Christopher you sound like a brother from another mother. I too have worked for the biggies and have seen the "integration" promised by the salesman, expected by the customer, cursed by the installer and finger pointed by the manufacturers. One that comes to mind took over a year of manufacturer's reps flying back and forth from the site to figure out the problems. So many in fact when I reach that point again in a new install I always ask, "When is your flight arriving?"

The best way to handle the situation is to make a clean break and simply do not call the old VAR any longer. This is like asking an employee you just fired to stay on for one more week and train his replacement. The risks simply outweigh the benefits.

I would only caution you to go through these steps before firing your current VAR:

1. Did you identify your concerns with upper management?

a. You owe it to partners to identify service deficiencies and allow them a chance to remedy them.

2. Could the current VAR offer the same products and services you are switching to?

a. Often times a new VAR will pitch new products that "wow" you when in fact your current provider could probably give you the same product but simply assumes you are happy with your current system and doesn't want to pitch every new product to you.

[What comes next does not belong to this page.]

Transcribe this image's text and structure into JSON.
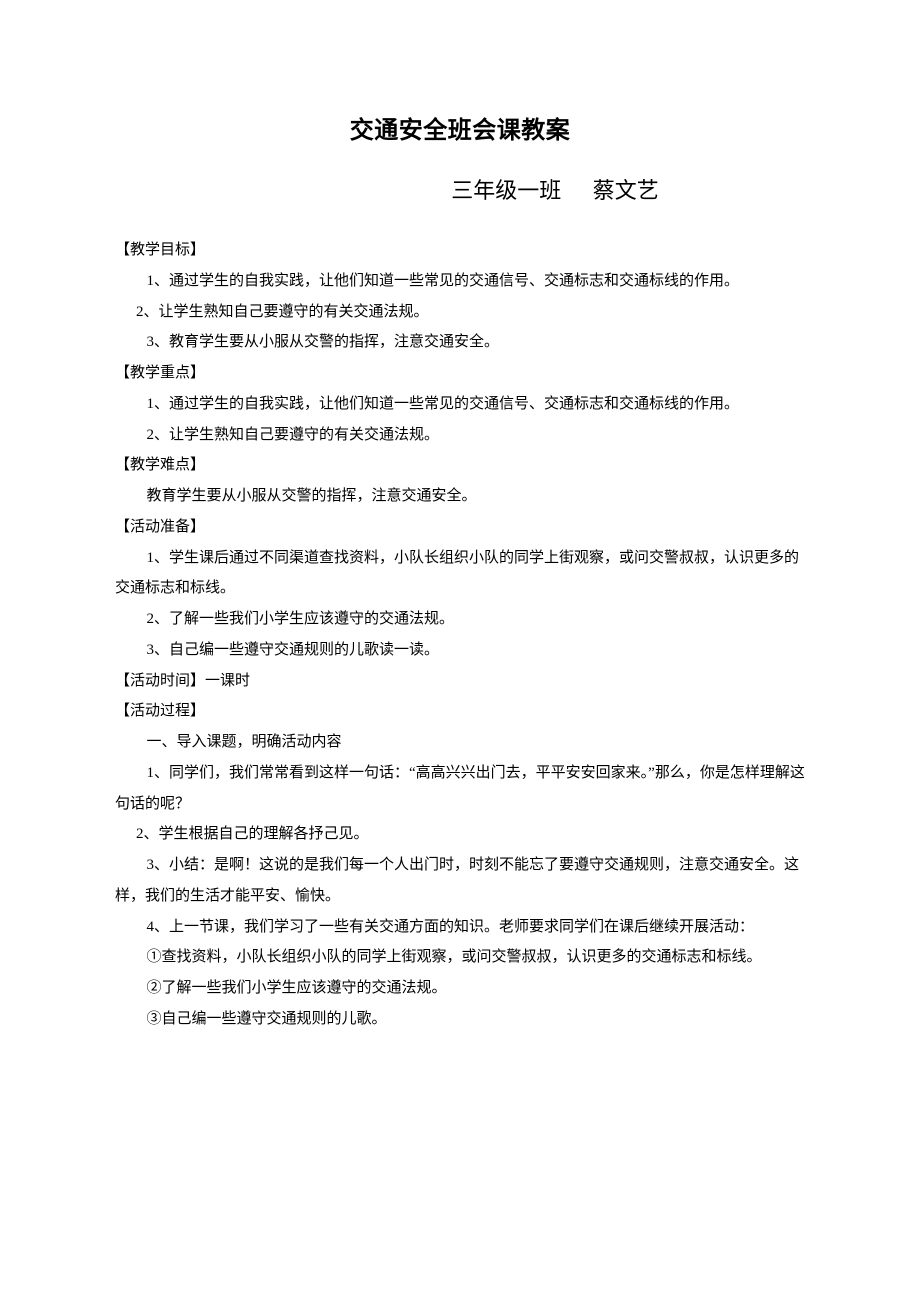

I see too often the "product A doesn't do xy and z, so, we need to bring in product B", when either it has been a management or budget decision not to do xyz, or a newer version or higher license category will allow xyz with the current product vendor.

Many of the experiences you see out there in the industry, you wonder how the company keeps it s customer base .

But they do. As stated above, it is never like a handshake goodbye. Usually a never return calls, don't ever call back, wont take responsibility for decisions.

Just a quick disconnect. They Just replace you. Dont even tell why your being replaced. But on the other hand there are customers out there where you really want someone else to take.

Happy to let them go. Celebrate that their gone. Out of your responsibility. Others may wonder what happened; and it was just management changes for friendship changes ( good old Boys Network)

Licensing is very important per city, county, state, etc. Experience is more important . But not always required. Just Low bid......... Really Low bid.........